# Problem description:
Search each line below for "meta", then return the lines where it appears.

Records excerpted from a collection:
*****

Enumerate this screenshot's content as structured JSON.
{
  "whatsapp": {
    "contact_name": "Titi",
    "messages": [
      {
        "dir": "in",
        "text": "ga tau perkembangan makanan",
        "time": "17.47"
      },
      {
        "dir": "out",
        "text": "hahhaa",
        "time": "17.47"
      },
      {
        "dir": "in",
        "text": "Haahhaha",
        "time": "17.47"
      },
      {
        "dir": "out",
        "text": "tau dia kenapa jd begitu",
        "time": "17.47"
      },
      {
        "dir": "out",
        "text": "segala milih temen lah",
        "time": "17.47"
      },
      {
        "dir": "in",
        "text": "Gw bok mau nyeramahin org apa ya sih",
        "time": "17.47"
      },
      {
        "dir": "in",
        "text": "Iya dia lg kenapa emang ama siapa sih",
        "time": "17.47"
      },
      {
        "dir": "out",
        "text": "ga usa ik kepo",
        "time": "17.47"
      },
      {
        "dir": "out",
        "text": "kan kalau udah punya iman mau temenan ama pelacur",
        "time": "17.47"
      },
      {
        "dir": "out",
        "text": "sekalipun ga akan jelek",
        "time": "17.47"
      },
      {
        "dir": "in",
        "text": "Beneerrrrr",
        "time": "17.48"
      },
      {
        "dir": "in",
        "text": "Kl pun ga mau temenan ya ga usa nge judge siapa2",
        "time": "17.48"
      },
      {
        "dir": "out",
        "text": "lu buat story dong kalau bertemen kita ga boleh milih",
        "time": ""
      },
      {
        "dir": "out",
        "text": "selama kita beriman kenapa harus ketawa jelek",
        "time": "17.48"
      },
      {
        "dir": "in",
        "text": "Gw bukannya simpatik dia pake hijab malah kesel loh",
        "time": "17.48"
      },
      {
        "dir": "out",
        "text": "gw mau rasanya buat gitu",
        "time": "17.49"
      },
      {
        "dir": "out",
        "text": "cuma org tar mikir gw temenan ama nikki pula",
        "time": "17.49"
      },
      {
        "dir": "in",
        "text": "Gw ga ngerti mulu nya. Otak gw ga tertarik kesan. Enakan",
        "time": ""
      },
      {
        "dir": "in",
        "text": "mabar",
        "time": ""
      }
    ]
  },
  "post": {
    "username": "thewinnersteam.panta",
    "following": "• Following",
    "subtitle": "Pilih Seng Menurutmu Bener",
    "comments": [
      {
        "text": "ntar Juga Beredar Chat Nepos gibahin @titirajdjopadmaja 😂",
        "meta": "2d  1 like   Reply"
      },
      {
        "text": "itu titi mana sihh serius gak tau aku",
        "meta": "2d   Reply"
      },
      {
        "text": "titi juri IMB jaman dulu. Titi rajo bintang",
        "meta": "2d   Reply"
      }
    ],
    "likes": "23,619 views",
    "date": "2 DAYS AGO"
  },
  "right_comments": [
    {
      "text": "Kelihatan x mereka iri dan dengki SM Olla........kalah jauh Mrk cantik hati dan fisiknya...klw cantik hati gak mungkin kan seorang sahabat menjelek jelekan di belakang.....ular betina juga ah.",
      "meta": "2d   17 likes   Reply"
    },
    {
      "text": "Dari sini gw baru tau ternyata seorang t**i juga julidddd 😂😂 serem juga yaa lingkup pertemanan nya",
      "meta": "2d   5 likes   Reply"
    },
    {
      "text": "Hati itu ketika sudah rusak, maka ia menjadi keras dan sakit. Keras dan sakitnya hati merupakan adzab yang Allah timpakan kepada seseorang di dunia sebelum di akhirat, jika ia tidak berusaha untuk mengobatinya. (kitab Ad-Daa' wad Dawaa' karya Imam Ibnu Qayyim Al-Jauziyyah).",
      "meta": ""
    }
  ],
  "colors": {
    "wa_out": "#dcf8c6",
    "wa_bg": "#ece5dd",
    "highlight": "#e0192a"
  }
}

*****

# Solution to this task:
        "meta": "2d  1 like   Reply"
        "meta": "2d   Reply"
        "meta": "2d   Reply"
      "meta": "2d   17 likes   Reply"
      "meta": "2d   5 likes   Reply"
      "meta": ""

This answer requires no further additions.